  10. Documentation: Document fully compressible vein at two levels minimum
    1. Proximal femoral vein (with greater saphenous branch visualized)
    2. Popliteal vein
  • Resources
  1. Limited Assessment of Lower Extremity Venous System for Deep Vein Thrombosis (DVT) Video
    1. http://www.youtube.com/watch?v=0czlSbmYvFc
  2. How to: Lower Extremity Deep Vein Thrombosis with Ultrasound (Sonosite)
    1. http://www.youtube.com/watch?v=FHerMNhCR54
  • Advantages
  1. Can be done in the office setting
  2. Ultrasound is highly sensitive for deep vein thrombi
  • Disadvantages
  1. Ultrasound is not sensitive for detecting thrombi in calves
  • References
  1. Derr (2012) Introduction and Advanced Emergency Medicine Ultrasound Conference, GulfCoast Ultrasound, St. Pete's Beach
  2. Reardon (2013) Emergency Ultrasound Course, 3rd Rock Ultrasound, Minneapolis, MN
  3. Noble (2011) Emergency and Critical CareUltrasound, Cambridge University Press, New York, p. 173-89

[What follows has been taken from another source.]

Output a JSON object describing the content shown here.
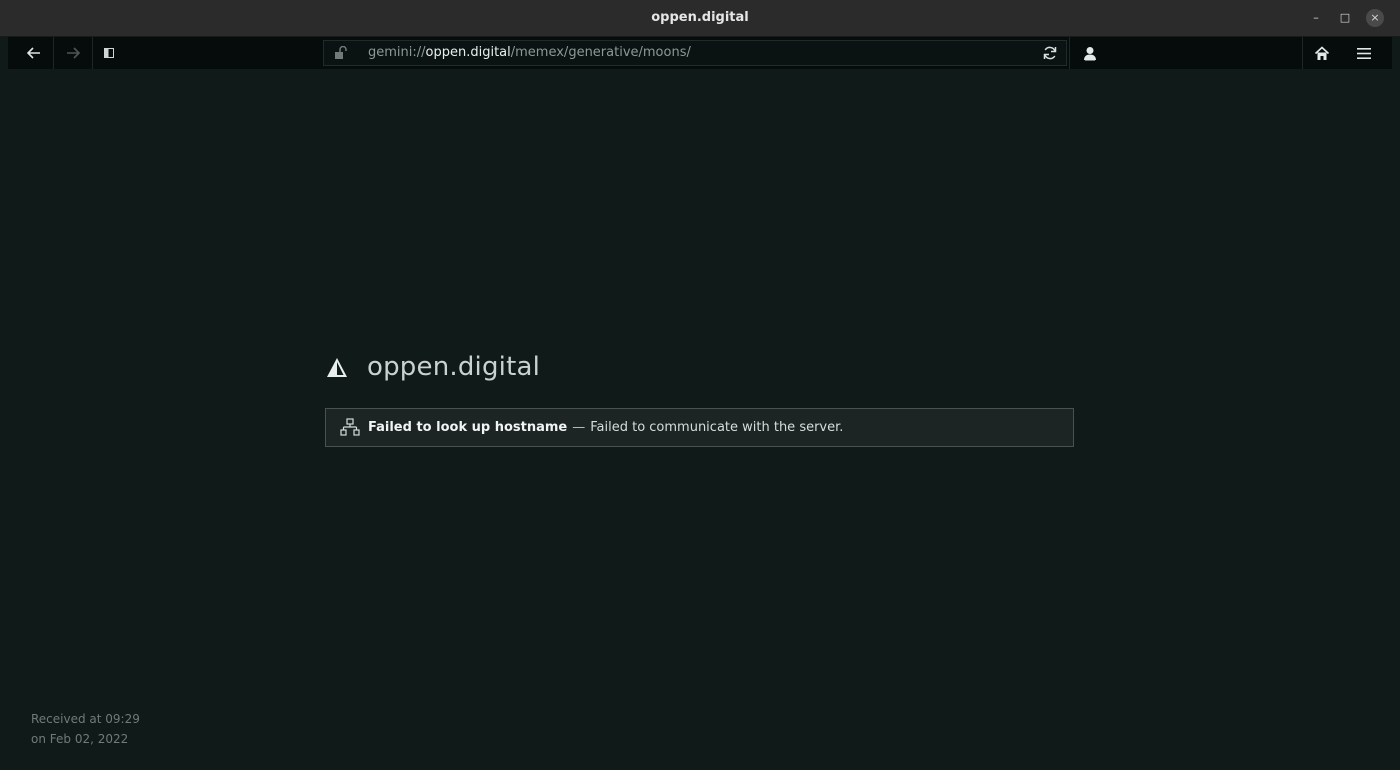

  4. Reardon (2011) Pocket Atlas Emergency Ultrasound, McGraw Hill, New York, p. 239-58